Philosophy and Geography 6 (2):167 – 187 (2003)
|Abstract||The nectar is in the journey, |3dotnld| ultimate goals may be illusory, nay, most likely are but a gossamer wing. Day by day, however, human life triumphs in its ineluctable capacity to hang in and make things better. Not perfect, simply better." John McDermott, Streams of Experience I investigate one manner in which classical American pragmatism might be utilized by theorists and practitioners interested in addressing urban environmental problems. Despite the widespread adoption of the sustainability moniker within the environmental movement, evidence suggests that progress toward implementing urban environmental sustain ability proposals has been minimal. To address this inaction, I undertake an analysis of the philosophy of progress guiding efforts to transition urban environments toward sustainability. I argue that one of the reasons so little has been accomplished in terms of implementing existing urban environmental sustainability proposals is that a disproportionate emphasis has been placed on values that stem from economic-centered indicators of progress.

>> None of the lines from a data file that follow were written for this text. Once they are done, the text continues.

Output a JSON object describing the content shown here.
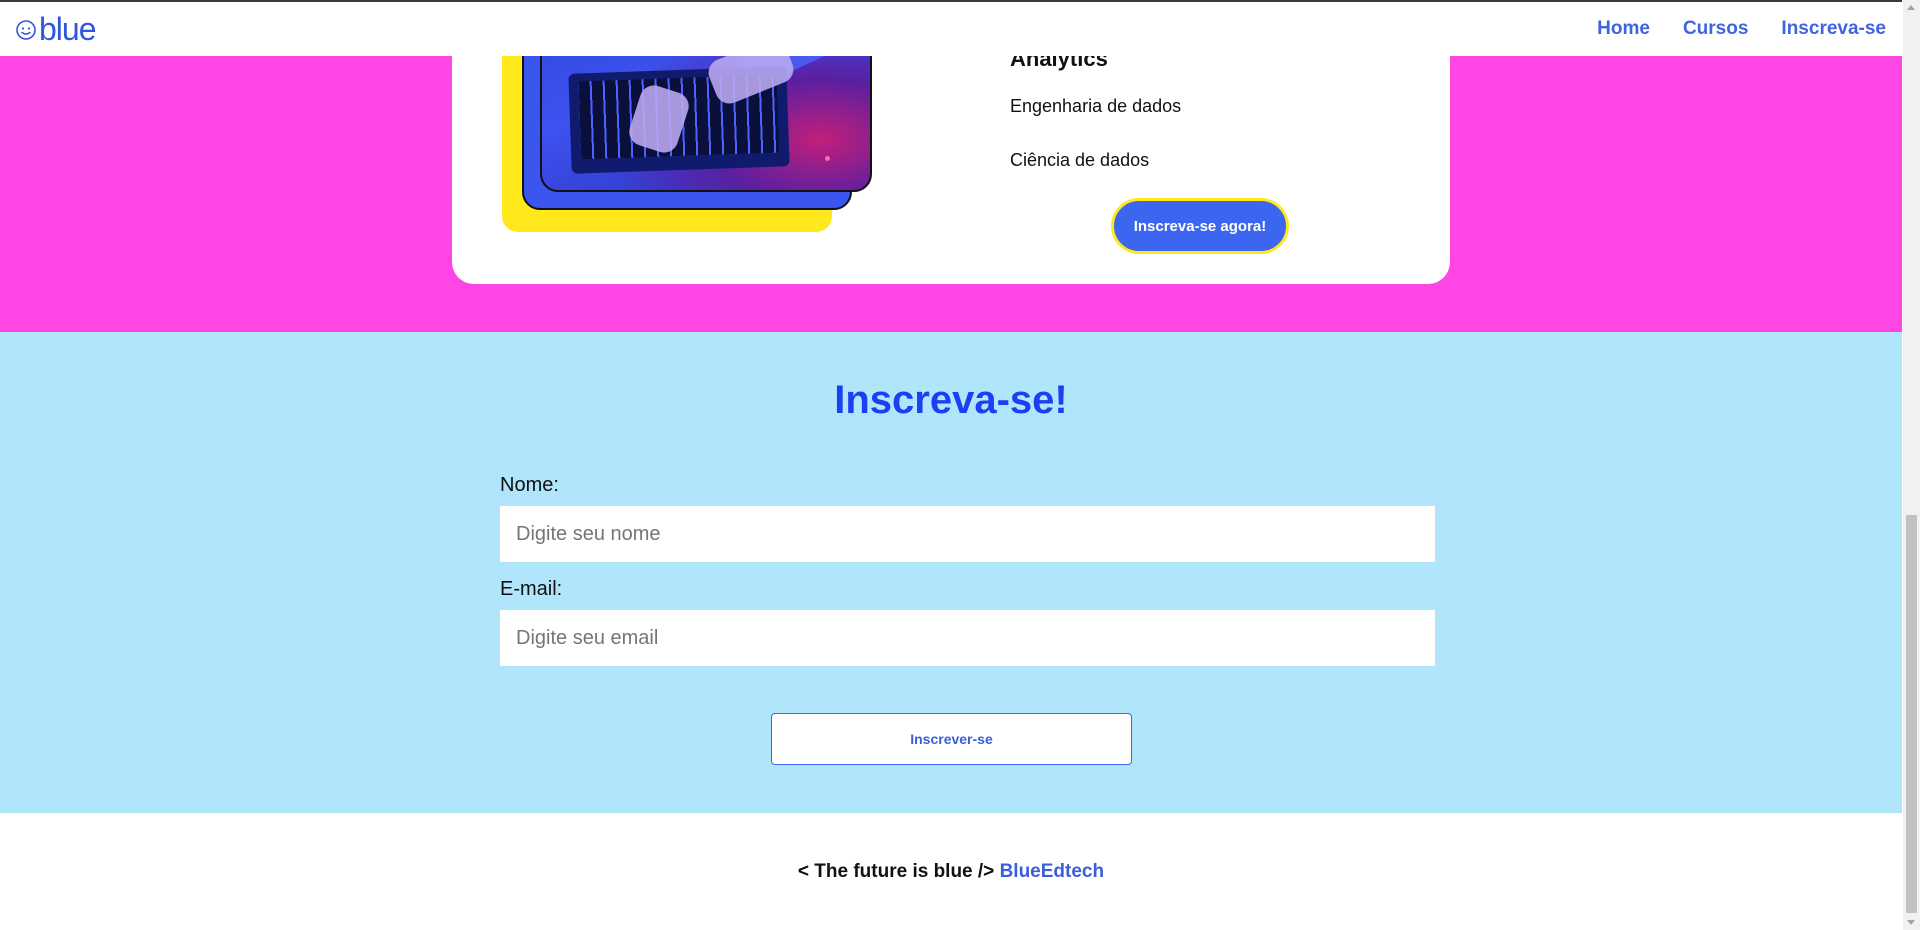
{
  "nav": {
    "logo": "blue",
    "links": [
      "Home",
      "Cursos",
      "Inscreva-se"
    ]
  },
  "course": {
    "title": "Analytics",
    "items": [
      "Engenharia de dados",
      "Ciência de dados"
    ],
    "cta": "Inscreva-se agora!"
  },
  "signup": {
    "title": "Inscreva-se!",
    "name_label": "Nome:",
    "name_placeholder": "Digite seu nome",
    "email_label": "E-mail:",
    "email_placeholder": "Digite seu email",
    "submit": "Inscrever-se"
  },
  "footer": {
    "text": "< The future is blue />",
    "brand": "BlueEdtech"
  },
  "colors": {
    "brand_blue": "#3c66f0",
    "pink": "#ff45e3",
    "light_blue": "#b1e5fb",
    "yellow": "#ffe81c",
    "title_blue": "#1b3ff2"
  },
  "icons": {
    "logo": "smiley-circle-icon"
  }
}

I argue that the value of progress ought to be less about how much of a certain type of economic growth sustainability proposals ultimately can generate for urban environments and more about ensuring that continual incremental societal progress takes place.|
|Keywords||No keywords specified (fix it)|
|Categories||categorize this paper)|
|Through your library||Configure|
Similar books and articles
Tom Spector (2006). Does the Sustainability Movement Sustain a Sustainable Design Ethic for Architecture? Environmental Ethics 28 (3):265-283.
Tal Gilead (2012). Education and the Logic of Economic Progress. Journal of Philosophy of Education 46 (1):113-131.
Diego Martino (2009). 'Sustainable Cities': No Oxymoron. Ethics, Place and Environment 12 (2):235 – 253.
Kai Hahlweg (1991). On the Notion of Evolutionary Progress. Philosophy of Science 58 (3):436-451.
Ben Dixon (2005). Achieving Moral Progress Despite Moral Regress. Social Philosophy Today 21:157-172.
Leslie Sklair (1968). Gomte and the Idea of Progress. Inquiry 11 (1-4):321 – 331.
David W. Marcell (1974). Progress and Pragmatism: James, Dewey, Beard, and the American Idea of Progress. Westport, Conn.,Greenwood Press.
James W. Sheppard (2006). The Paradox of Urban Environmentalism: Problem and Possibility. Ethics, Place and Environment 9 (3):299 – 315.
John M. Gowdy (1994). Progress and Environmental Sustainability. Environmental Ethics 16 (1):41-55.
Added to index2009-01-28
Total downloads12 ( #101,460 of 751,836 )
Recent downloads (6 months)1 ( #63,163 of 751,836 )
How can I increase my downloads?